Jun 28, 201310:08 AM
Running In Fog: HeartLand Boating Humor
Turning to Thoughts of Love
Ah, springtime, when a young man’s heart turns to thoughts of love. Or water. Or maybe the man is a Black Lab?
Wait, let me explain.
I’ve been on the lookout for a new (to me) sailboat. I needed something that could comfortably hold us for a day on the lake. No sleepovers, no Circle Route, no circumnavigating the globe. Just a nice, fun-sized boat.
So, when you look for something, you tend to find it. That seems to be the trouble with shopping. Once the looking begins, it’s pretty much a done deal.
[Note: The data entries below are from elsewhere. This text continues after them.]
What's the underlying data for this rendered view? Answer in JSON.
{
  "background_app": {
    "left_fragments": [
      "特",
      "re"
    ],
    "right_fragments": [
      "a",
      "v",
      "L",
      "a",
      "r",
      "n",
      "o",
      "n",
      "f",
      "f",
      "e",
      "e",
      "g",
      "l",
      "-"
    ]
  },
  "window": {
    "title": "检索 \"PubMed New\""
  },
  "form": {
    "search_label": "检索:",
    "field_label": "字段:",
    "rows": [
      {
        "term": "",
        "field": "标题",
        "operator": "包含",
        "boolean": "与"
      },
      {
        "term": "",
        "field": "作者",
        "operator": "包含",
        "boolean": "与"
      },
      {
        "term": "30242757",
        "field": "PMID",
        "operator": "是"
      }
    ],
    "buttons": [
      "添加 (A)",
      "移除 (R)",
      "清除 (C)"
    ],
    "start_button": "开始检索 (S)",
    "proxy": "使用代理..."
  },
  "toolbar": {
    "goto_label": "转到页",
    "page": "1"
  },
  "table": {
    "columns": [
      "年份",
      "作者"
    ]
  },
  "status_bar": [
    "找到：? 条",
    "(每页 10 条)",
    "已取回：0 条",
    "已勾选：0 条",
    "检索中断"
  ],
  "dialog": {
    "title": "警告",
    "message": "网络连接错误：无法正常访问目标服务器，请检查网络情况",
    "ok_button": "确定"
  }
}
Anyhow, I shopped online and off-line. For years, I’ve thought that boats under full sail have to be one of the loveliest sites on the water. While I’d love to write that I fell in love with that Hunter 46 or was totally enraptured with the exotic-sounding Ho Hsing 40, the reality went something like this….
Me (drinking green tea at the kitchen table with my laptop in front of me): “I think I found her! She’s a 21-foot S2 and not terribly expensive.”
Kids (slightly excited but kind of bored with the boat-shopping game): “Is it green?” Or red, it depends on which kid you ask.
Me: “Nope, white.”
Kids: “Just another white boat, huh?”
Me: “Bonus points for blue stripes?”
Kids: “You used up the bonus points when we ran out of cookies on Wednesday.”
Me: “The boat is only a six-hour drive from here.”
Kids: “Road trip! Hey, Capt. Nemo? Want to go for a ride?”
And that is how I ended up so far away from home with a car full of kids and Capt. Nemo, too.
Regular readers know Capt. Nemo, my 90-pound lab puppy. He’s almost 10 but doesn’t know it. We don’t put candles on his birthday “pupcakes” anymore.
And so, we drove. And drove.
Then, a quick phone call to the owner to let him know we’ve arrived and — poof — it was all set. Naturally, the general rule of thumb is that the further you drive, the worse the boat will look when you get there. And this one was no exception. The photos looked great, but they must have been taken in the ’80s. Disappointment set in. All of that driving for nothing.
Until Henrietta showed up.
Like a slow-motion movie, Henrietta slowly turned the corner into Nemo’s life. Her golden hair was shining in the sun; her big, beautiful eyes were trained on Nemo; and Nemo forgot that the rest of us even existed.
Did I mention that Henrietta was a Golden Retriever?
The owner of both dog and boat said he was downsizing, moving away from the water now that he was unable to sail anymore. The boat “needed some love,” he said hopefully.
Yea, well, I looked at the boat. The list of love that it needed got longer and longer in my brain. It seemed the only thing I could keep was the anchor and, maybe, one of the small windows on the port side. Other than that, it seemed hopeless. I needed a sailboat, not a project.
Still, I felt bad for the owner. He seemed sad to part with the boat, and when I questioned him, he said, “The boat, yup, sure will miss her. But it’s Henrietta that I’ll be missin’ the most. Can’t take her with me into the apartment building.”
And if you think I’m a sucker for a boat under full sail, well, one look at Nemo and Henrietta together melted my heart, soul and bones into a big puddle of mush.
That is the story of how I drove six hours to look at a boat and came home with a dog. I guess sometimes, even when you don’t go looking, the right things seem to find you.